11. In the case of Emperor v. J. Choudhury : AIR1947Cal414 , the Special Bench of the Calcutta High Court observed that as a general rule, the essence of the contempt of Court by commenting on a proceeding in a Court was that proceedings should be pending when the offending publication appeared. Their Lordships said that in criminal cases, for a proceeding to the pending, so as to give jurisdiction to punish for contempt, it was not necessary that the accused should be committed for trial or even brought before a Magistrate. It would be sufficient if he had been arrested and was in custody. In the present case, as we have pointed out, none had been arrested at the date of the various publications which are the subject-matter of these applications.

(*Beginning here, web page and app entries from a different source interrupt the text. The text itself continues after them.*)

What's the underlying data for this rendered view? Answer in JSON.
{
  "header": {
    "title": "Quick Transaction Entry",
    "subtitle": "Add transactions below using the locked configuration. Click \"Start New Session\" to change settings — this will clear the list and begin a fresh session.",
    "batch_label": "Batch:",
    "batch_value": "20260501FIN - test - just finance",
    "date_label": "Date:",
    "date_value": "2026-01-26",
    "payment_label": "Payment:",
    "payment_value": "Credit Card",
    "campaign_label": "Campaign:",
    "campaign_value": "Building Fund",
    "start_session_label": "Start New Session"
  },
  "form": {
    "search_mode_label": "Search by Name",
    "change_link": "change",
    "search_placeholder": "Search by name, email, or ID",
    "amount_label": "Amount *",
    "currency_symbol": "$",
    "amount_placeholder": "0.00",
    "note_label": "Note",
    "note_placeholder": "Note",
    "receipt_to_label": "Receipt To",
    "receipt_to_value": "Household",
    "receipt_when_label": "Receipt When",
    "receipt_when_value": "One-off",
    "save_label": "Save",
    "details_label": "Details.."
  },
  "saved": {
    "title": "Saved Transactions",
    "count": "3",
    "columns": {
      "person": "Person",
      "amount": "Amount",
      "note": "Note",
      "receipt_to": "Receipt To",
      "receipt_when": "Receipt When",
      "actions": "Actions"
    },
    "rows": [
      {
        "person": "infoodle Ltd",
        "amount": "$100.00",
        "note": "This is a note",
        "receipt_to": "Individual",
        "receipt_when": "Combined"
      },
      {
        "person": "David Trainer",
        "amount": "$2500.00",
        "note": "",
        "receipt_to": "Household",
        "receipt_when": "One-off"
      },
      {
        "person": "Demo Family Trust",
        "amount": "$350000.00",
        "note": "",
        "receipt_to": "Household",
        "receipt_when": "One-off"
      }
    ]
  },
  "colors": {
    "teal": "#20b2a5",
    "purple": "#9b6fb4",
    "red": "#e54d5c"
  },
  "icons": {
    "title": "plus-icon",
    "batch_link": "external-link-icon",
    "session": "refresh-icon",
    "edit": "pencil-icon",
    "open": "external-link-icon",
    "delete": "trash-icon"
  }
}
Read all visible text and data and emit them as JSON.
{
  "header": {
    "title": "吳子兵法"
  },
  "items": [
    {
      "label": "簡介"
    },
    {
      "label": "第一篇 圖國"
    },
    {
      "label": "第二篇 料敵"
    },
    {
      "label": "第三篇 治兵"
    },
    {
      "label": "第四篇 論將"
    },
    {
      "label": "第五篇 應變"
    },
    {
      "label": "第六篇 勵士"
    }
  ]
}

12. At the worst, it might be contended against the opponents that the publication of the articles, reports etc., by them had a tendency to interfere with the inquest proceeding which was being held by the Coroner. But, as the Coroner has no judicial power and is, therefore, not a Court and as the inquisition drawn up by him is not a judgment but is merely the forwarding of the verdict of the jury to the Police Commissioner, which the Police might use to assist them in the action which they might intend to take, the comments made and published by the opponents would not amount to contempt of Court.
13. It is clear that the provisions of Section 3 of the Contempt of Counts Act cannot be successfully invoked unless there is a contempt of Court subordinate to the High Court. As the learned Judges of the Supreme Court observed in Brajnandan Sinha v. Jyoti Narain (A) the expression 'Courts subordinate to the High Court' would prima facie mean the Courts of law subordinate to the High Courts in the hierarchy of Courts established for the purpose of administration of justice throughout the Union. In or view, for the reasons stated above, the Corner appointed under the Corners Act is not such a Court and accordingly the writings printed and published by the opponents and the speech made by the opponent Atre would not attract the provisions of the Contempt of Courts Act.
14. In the result, all these applications fail and are rejected with costs. We quantify the costs of Rs. 10 per each application.
15. Application rejected.